--- Excerpted data Enclosed Below ---

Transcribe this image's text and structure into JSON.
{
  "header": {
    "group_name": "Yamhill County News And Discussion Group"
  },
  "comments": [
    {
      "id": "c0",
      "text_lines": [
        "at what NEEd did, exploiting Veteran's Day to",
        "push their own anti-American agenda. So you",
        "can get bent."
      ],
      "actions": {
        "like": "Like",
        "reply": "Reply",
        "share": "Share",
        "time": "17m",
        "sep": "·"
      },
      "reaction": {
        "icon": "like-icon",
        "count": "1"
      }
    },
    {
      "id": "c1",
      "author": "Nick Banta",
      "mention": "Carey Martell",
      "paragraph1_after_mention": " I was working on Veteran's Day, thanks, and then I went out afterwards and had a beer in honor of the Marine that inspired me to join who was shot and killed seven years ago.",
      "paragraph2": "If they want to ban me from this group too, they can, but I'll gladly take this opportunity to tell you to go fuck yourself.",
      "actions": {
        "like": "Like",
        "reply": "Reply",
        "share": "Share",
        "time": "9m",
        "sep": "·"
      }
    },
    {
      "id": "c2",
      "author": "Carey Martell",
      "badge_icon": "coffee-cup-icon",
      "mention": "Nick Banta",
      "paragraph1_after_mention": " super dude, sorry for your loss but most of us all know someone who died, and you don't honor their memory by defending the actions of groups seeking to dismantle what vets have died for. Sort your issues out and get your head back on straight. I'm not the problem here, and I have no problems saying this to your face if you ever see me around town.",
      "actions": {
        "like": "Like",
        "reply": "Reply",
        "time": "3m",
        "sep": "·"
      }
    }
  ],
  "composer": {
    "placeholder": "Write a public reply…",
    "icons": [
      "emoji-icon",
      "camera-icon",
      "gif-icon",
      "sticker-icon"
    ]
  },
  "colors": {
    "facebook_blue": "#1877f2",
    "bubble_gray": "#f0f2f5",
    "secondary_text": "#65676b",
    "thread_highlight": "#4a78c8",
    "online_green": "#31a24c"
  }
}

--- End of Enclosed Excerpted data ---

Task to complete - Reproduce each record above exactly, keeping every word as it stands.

Solution to this problem -
Transcribe this image's text and structure into JSON.
{
  "header": {
    "group_name": "Yamhill County News And Discussion Group"
  },
  "comments": [
    {
      "id": "c0",
      "text_lines": [
        "at what NEEd did, exploiting Veteran's Day to",
        "push their own anti-American agenda. So you",
        "can get bent."
      ],
      "actions": {
        "like": "Like",
        "reply": "Reply",
        "share": "Share",
        "time": "17m",
        "sep": "·"
      },
      "reaction": {
        "icon": "like-icon",
        "count": "1"
      }
    },
    {
      "id": "c1",
      "author": "Nick Banta",
      "mention": "Carey Martell",
      "paragraph1_after_mention": " I was working on Veteran's Day, thanks, and then I went out afterwards and had a beer in honor of the Marine that inspired me to join who was shot and killed seven years ago.",
      "paragraph2": "If they want to ban me from this group too, they can, but I'll gladly take this opportunity to tell you to go fuck yourself.",
      "actions": {
        "like": "Like",
        "reply": "Reply",
        "share": "Share",
        "time": "9m",
        "sep": "·"
      }
    },
    {
      "id": "c2",
      "author": "Carey Martell",
      "badge_icon": "coffee-cup-icon",
      "mention": "Nick Banta",
      "paragraph1_after_mention": " super dude, sorry for your loss but most of us all know someone who died, and you don't honor their memory by defending the actions of groups seeking to dismantle what vets have died for. Sort your issues out and get your head back on straight. I'm not the problem here, and I have no problems saying this to your face if you ever see me around town.",
      "actions": {
        "like": "Like",
        "reply": "Reply",
        "time": "3m",
        "sep": "·"
      }
    }
  ],
  "composer": {
    "placeholder": "Write a public reply…",
    "icons": [
      "emoji-icon",
      "camera-icon",
      "gif-icon",
      "sticker-icon"
    ]
  },
  "colors": {
    "facebook_blue": "#1877f2",
    "bubble_gray": "#f0f2f5",
    "secondary_text": "#65676b",
    "thread_highlight": "#4a78c8",
    "online_green": "#31a24c"
  }
}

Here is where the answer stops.